Virginia v. Black
|Virginia v. Black|
|Court||Supreme Court of the United States|
|Date decided||April 7, 2003|
|Appealed from||Supreme Court of Virginia|
A Virginia statute made cross-burning a prima facie evidence of the intent to intimidate with a racial bias.Black (a Ku Klux Klan member) burned a cross on private property with the consent of the owner in Virginia.
Black was criminally convicted of intent to intimidate because the jury instruction was that cross-burning itself established the intent to intimidate.The Supreme Court of Virginia overturned Black's conviction.
Cross burning isn't itself evidence of intent to intimidate.Nevertheless, a state may enact a statute to prohibit cross burning if the act is carried out with the intent to intimidate.

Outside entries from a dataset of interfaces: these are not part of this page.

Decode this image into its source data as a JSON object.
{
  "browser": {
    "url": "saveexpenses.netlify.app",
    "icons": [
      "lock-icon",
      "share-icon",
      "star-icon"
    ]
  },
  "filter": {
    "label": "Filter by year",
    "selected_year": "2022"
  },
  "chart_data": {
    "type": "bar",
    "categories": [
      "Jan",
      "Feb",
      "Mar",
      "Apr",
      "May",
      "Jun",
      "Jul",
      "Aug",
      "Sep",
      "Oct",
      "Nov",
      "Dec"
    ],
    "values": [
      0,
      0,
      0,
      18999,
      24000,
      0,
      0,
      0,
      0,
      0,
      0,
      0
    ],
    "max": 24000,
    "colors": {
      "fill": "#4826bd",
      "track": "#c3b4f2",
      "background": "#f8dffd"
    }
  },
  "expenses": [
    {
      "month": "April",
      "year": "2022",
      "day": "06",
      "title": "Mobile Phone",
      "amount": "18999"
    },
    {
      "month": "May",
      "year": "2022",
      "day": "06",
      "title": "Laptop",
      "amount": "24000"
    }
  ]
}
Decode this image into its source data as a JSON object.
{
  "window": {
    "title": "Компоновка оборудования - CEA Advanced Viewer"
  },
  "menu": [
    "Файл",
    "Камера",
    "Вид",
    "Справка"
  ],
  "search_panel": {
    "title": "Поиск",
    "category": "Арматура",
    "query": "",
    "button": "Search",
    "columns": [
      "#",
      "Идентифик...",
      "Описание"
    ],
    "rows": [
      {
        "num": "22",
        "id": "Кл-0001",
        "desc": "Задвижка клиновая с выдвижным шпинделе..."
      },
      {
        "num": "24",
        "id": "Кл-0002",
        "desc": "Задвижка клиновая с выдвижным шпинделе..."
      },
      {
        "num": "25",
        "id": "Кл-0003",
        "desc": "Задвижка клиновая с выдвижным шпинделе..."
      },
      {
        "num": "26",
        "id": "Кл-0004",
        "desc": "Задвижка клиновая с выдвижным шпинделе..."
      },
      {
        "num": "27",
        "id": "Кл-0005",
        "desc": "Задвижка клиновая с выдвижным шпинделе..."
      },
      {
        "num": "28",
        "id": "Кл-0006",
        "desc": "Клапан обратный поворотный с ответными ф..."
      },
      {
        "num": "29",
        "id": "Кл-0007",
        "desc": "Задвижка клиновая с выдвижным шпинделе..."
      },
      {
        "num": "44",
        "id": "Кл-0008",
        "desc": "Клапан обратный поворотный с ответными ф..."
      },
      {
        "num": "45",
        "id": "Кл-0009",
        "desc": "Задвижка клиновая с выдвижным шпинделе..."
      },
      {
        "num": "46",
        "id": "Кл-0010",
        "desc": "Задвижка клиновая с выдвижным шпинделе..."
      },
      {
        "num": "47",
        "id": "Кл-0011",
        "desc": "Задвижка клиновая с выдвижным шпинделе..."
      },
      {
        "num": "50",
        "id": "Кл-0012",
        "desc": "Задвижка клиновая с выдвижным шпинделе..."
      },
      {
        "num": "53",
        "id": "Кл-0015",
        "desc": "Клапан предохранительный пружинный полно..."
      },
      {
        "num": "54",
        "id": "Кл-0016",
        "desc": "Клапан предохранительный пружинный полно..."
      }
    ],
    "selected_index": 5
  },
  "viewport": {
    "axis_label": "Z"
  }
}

Cross burning as an exercise of political speech is okay.Cross burning as a true threat intended to cause physical harm isn't allowed.